The Hill: Boehner: Raising Medicare Age Can Wait Until Next Year
Congress doesn't need to raise the Medicare eligibility age this year, House Speaker John Boehner (R-Ohio) said Tuesday. Raising the eligibility age from 65 to 67 was on the table in earlier debt talks, and has been floated again as Boehner and President Obama look for a way to avoid the looming fiscal cliff. Republicans have insisted that increases in tax rates must be accompanied by cuts to entitlement programs, including Medicare. But Boehner's most recent proposal calls for higher rates on taxpayers making more than $1 million per year, and he said Tuesday that raising the Medicare age can wait for a broader package of tax and entitlement reform next year (Baker. 12/18).
CQ HealthBeat: Boehner Says Medicare Eligibility Age Issue Can Wait Until Next Year

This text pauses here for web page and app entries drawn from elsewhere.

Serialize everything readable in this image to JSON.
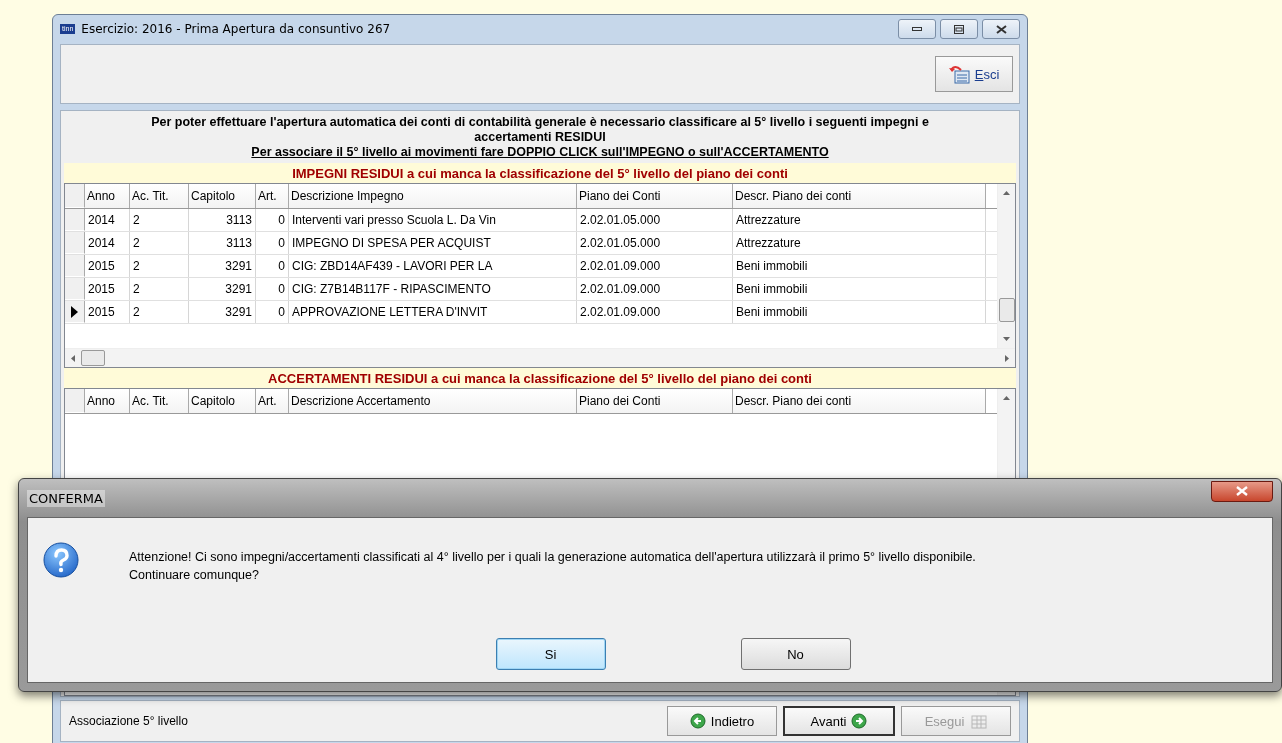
{
  "window": {
    "title": "Esercizio: 2016 - Prima Apertura da consuntivo 267",
    "app_icon": "tinn"
  },
  "toolbar": {
    "exit_button": {
      "label": "Esci"
    }
  },
  "instructions": {
    "line1": "Per poter effettuare l'apertura automatica dei conti di contabilità generale è necessario classificare al 5° livello i seguenti impegni e accertamenti RESIDUI",
    "line2": "Per associare il 5° livello ai movimenti fare DOPPIO CLICK sull'IMPEGNO o sull'ACCERTAMENTO"
  },
  "impegni": {
    "title": "IMPEGNI RESIDUI a cui manca la classificazione del 5° livello del piano dei conti",
    "columns": [
      "Anno",
      "Ac. Tit.",
      "Capitolo",
      "Art.",
      "Descrizione Impegno",
      "Piano dei Conti",
      "Descr. Piano dei conti"
    ],
    "rows": [
      {
        "selected": false,
        "cells": [
          "2014",
          "2",
          "3113",
          "0",
          "Interventi vari presso Scuola L. Da Vin",
          "2.02.01.05.000",
          "Attrezzature"
        ]
      },
      {
        "selected": false,
        "cells": [
          "2014",
          "2",
          "3113",
          "0",
          "IMPEGNO DI SPESA PER ACQUIST",
          "2.02.01.05.000",
          "Attrezzature"
        ]
      },
      {
        "selected": false,
        "cells": [
          "2015",
          "2",
          "3291",
          "0",
          "CIG: ZBD14AF439 - LAVORI PER LA",
          "2.02.01.09.000",
          "Beni immobili"
        ]
      },
      {
        "selected": false,
        "cells": [
          "2015",
          "2",
          "3291",
          "0",
          "CIG: Z7B14B117F - RIPASCIMENTO",
          "2.02.01.09.000",
          "Beni immobili"
        ]
      },
      {
        "selected": true,
        "cells": [
          "2015",
          "2",
          "3291",
          "0",
          "APPROVAZIONE LETTERA D'INVIT",
          "2.02.01.09.000",
          "Beni immobili"
        ]
      }
    ]
  },
  "accertamenti": {
    "title": "ACCERTAMENTI RESIDUI a cui manca la classificazione del 5° livello del piano dei conti",
    "columns": [
      "Anno",
      "Ac. Tit.",
      "Capitolo",
      "Art.",
      "Descrizione Accertamento",
      "Piano dei Conti",
      "Descr. Piano dei conti"
    ]
  },
  "status_bar": {
    "text": "Associazione 5° livello",
    "buttons": [
      {
        "label": "Indietro",
        "kind": "back",
        "disabled": false
      },
      {
        "label": "Avanti",
        "kind": "next",
        "disabled": false
      },
      {
        "label": "Esegui",
        "kind": "run",
        "disabled": true
      }
    ]
  },
  "dialog": {
    "title": "CONFERMA",
    "message": "Attenzione! Ci sono impegni/accertamenti classificati al 4° livello per i quali la generazione automatica dell'apertura utilizzarà il primo 5° livello disponibile.",
    "question": "Continuare comunque?",
    "buttons": [
      {
        "label": "Si",
        "focused": true
      },
      {
        "label": "No",
        "focused": false
      }
    ]
  }
}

House Speaker John A. Boehner indicated Tuesday that he would not insist on raising the Medicare eligibility age as part of a fiscal cliff package and that the issue could be addressed next year as part of a larger overhaul of entitlement programs. At a morning news conference, the Ohio Republican was asked how strongly he feels that the Medicare eligibility age needs to be part of a deal. Although President Barack Obama entertained the idea during debt limit negotiations in 2011, Democrats in both chambers have expressed strong opposition to the change over the past few weeks. "That issue has been on the table, off the table, back on the table. It's an issue for discussion. But I don't believe it's an issue that has to be dealt with between now and the end of the year," Boehner said. "It is an issue, I think, if Congress were to do entitlement reform next year and tax reform, as we envision, if there's an agreement that issue will certainly be open to debate in that context" (Attias, 12/18).
This article was reprinted from kaiserhealthnews.org with permission from the Henry J. Kaiser Family Foundation. Kaiser Health News, an editorially independent news service, is a program of the Kaiser Family Foundation, a nonpartisan health care policy research organization unaffiliated with Kaiser Permanente.